Well I think a half hour runtime doesn’t hurt. It keeps it pacy and allows a little more room for humour. If it was an hour show you couldn’t maintain that edgy humour; it would have to be more serious and ponderous. A half hour goes a little quicker, and we have a spoonful of sugar to help the carnage go down. We’re not a grim horror show; we’re a little more celebratory and we don’t shy away from the genre, we don’t make fun of ourselves , we celebrate it and lots of people can appreciate that. And Ash, even though he’s an idiot, is a good guy. He’s fighting for the right side and not all of the horror series have a protagonist who’s a good guy. Freddie and Jason, they’re the bad guys. You can have fun with the movies but it’s hard to get behind the character. Ash is no different to your neighbour next door, so hopefully you root for him.
I think that helps the show walk a really fine line, and the fact that Ash is so bumbling is what makes him so endearing. But going forward into season two, is that going to lead to any disillusionment from Kelly and Pablo towards him?
Once you get to know a friend really well you’re gonna find out all their flaws. You’re gonna find out when they get angry, you’re gonna find out that they cheated you out of money, you’re gonna get to know them really well. And they’ll get to know all of Ash’s foibles just as I’ll get to know theirs. But at the end of the day Ash will always be there when push comes to shove. He’s a flawed hero, but he ultimately is a hero. He’s a moral character, albeit a tragic one.

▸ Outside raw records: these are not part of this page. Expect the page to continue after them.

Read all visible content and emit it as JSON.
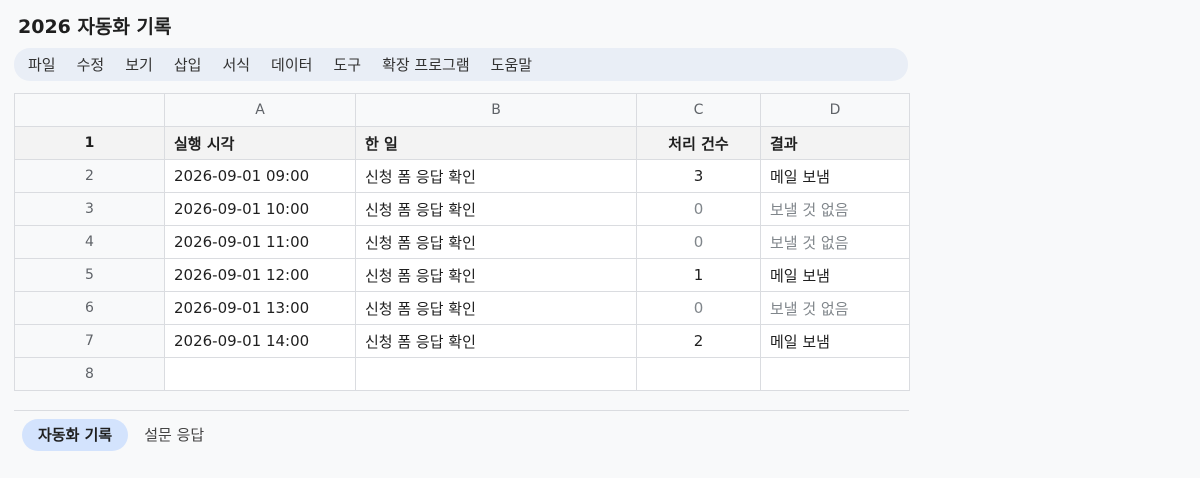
{
  "doc": {
    "title": "2026 자동화 기록"
  },
  "menu": [
    "파일",
    "수정",
    "보기",
    "삽입",
    "서식",
    "데이터",
    "도구",
    "확장 프로그램",
    "도움말"
  ],
  "columns": [
    "A",
    "B",
    "C",
    "D"
  ],
  "header_row": {
    "num": "1",
    "cells": [
      "실행 시각",
      "한 일",
      "처리 건수",
      "결과"
    ]
  },
  "rows": [
    {
      "num": "2",
      "cells": [
        "2026-09-01 09:00",
        "신청 폼 응답 확인",
        "3",
        "메일 보냄"
      ]
    },
    {
      "num": "3",
      "cells": [
        "2026-09-01 10:00",
        "신청 폼 응답 확인",
        "0",
        "보낼 것 없음"
      ]
    },
    {
      "num": "4",
      "cells": [
        "2026-09-01 11:00",
        "신청 폼 응답 확인",
        "0",
        "보낼 것 없음"
      ]
    },
    {
      "num": "5",
      "cells": [
        "2026-09-01 12:00",
        "신청 폼 응답 확인",
        "1",
        "메일 보냄"
      ]
    },
    {
      "num": "6",
      "cells": [
        "2026-09-01 13:00",
        "신청 폼 응답 확인",
        "0",
        "보낼 것 없음"
      ]
    },
    {
      "num": "7",
      "cells": [
        "2026-09-01 14:00",
        "신청 폼 응답 확인",
        "2",
        "메일 보냄"
      ]
    },
    {
      "num": "8",
      "cells": [
        "",
        "",
        "",
        ""
      ]
    }
  ],
  "sheets": [
    "자동화 기록",
    "설문 응답"
  ],
  "colors": {
    "menubar_bg": "#e9eef6",
    "active_tab_bg": "#d3e3fd",
    "muted_text": "#80868b"
  }
}
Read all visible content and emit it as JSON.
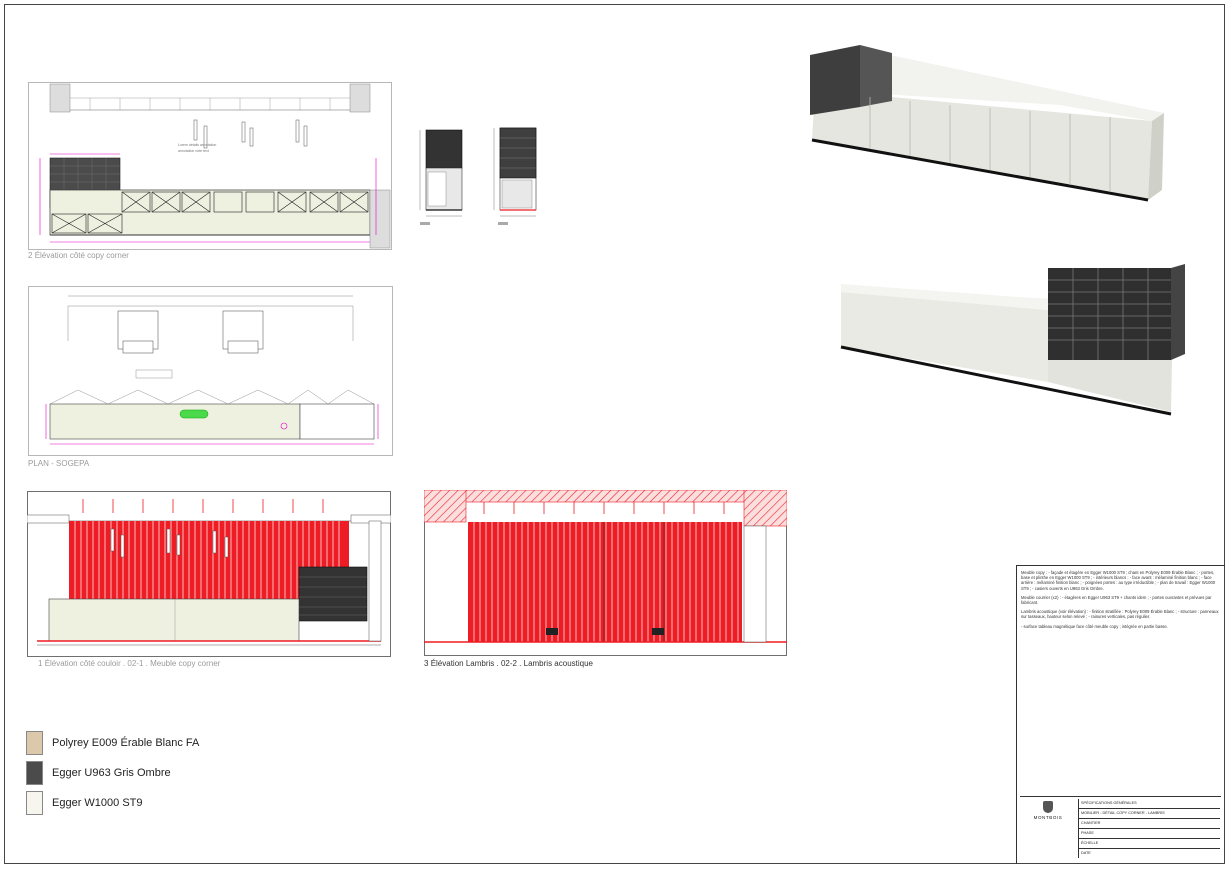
{
  "views": {
    "v2": {
      "caption": "Élévation côté copy corner",
      "num": "2"
    },
    "plan": {
      "caption": "PLAN - SOGEPA"
    },
    "v1": {
      "caption": "Élévation côté couloir . 02-1 . Meuble copy corner",
      "num": "1"
    },
    "v3": {
      "caption": "Élévation Lambris . 02-2 . Lambris acoustique",
      "num": "3"
    }
  },
  "legend": {
    "items": [
      {
        "label": "Polyrey E009 Érable Blanc FA",
        "color": "#dcc8aa"
      },
      {
        "label": "Egger U963 Gris Ombre",
        "color": "#4b4b4b"
      },
      {
        "label": "Egger W1000 ST9",
        "color": "#f6f6ee"
      }
    ]
  },
  "notes": {
    "blocks": [
      "Meuble copy : - façade et étagère en Egger W1000 ST9 ; chant en Polyrey E009 Érable Blanc ; - portes, base et plinthe en Egger W1000 ST9 ; - intérieurs blancs : - face avant : mélaminé finition blanc ; - face arrière : mélaminé finition blanc ; - poignées portes : au type irréductible ; - plan de travail : Egger W1000 ST9 ; - casiers ouverts en U963 Gris Ombre.",
      "Meuble courrier (x2) : - étagères en Egger U963 ST9 + chants idem ; - portes ouvrantes et prévues par fabricant.",
      "Lambris acoustique (voir élévation) : - finition stratifiée : Polyrey E009 Érable Blanc ; - structure : panneaux sur tasseaux, hauteur selon relevé ; - rainures verticales, pas régulier.",
      "- surface tableau magnétique face côté meuble copy ; intégrée en partie basse."
    ]
  },
  "title_block": {
    "company": "MONTBOIS",
    "rows": [
      "SPÉCIFICATIONS GÉNÉRALES",
      "MOBILIER - DÉTAIL COPY CORNER - LAMBRIS",
      "CHANTIER",
      "PHASE",
      "ÉCHELLE",
      "DATE"
    ]
  },
  "colors": {
    "accent_red": "#ee1c24",
    "dim_magenta": "#e600c8",
    "dark_grey": "#4b4b4b",
    "cream": "#eef0e0"
  }
}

You definitely know that whatever happens he’s gonna come through in the end and save the day.
He fails a lot, but he’ll certainly try.
The more he fails, the more satisfying his success, when it comes, will be.
Yeah. And I look forward to season two for viewers because in the first three episodes we have some of the most outrageous footage imaginable
I can’t wait. I reviewed it for Den of Geek last year and the biggest problem I had was that I was trying to be this critical even handed reviewer but I couldn’t help writing these long raves week after week after week.
The Evil Dead movies haven’t enjoyed all stellar reviews; the reviews are usually about 50/50. We’re just glad to be working with a really talented New Zealand crew, all these people who go back to Spartacus, Lord Of The Rings and Avatar. Some incredibly talented people down where we shoot in Auckland. We’ve got Lucy Lawless on board, she’s gonna be kicking some ass in season two, Lee Majors comes on as my dad, which is the best piece of casting in the history of television, my old pal Chet comes back, played by Ted Raimi, and Ted and I have been in 47 projects together. So it’s a fun expansion of the family. Ash goes back home in Elk Grove this year to clean up some problems in his home town.
Lastly, I’ve read that Army Of Darkness will be addressed this season; without spoilers, how much of an impact will the events of that film have on the show going forward?
It actually has nothing to do with the storyline or anything. What we realised is that there are elements that are in Army Of Darkness that we may wind up using, but they’re elements that were also in Evil Dead 2, so people shouldn’t really overthink that. It’s not like we’re gonna suddenly go to the middle ages, but you know, time travel is an aspect of the show, so we’re keen to use that but it’s not like the show’s gonna take a big U-turn.
Bruce Campbell, thank you very much!
Ash Vs. Evil Dead is out on DVD on 19th September, from Twentieth Century Fox Home Entertainment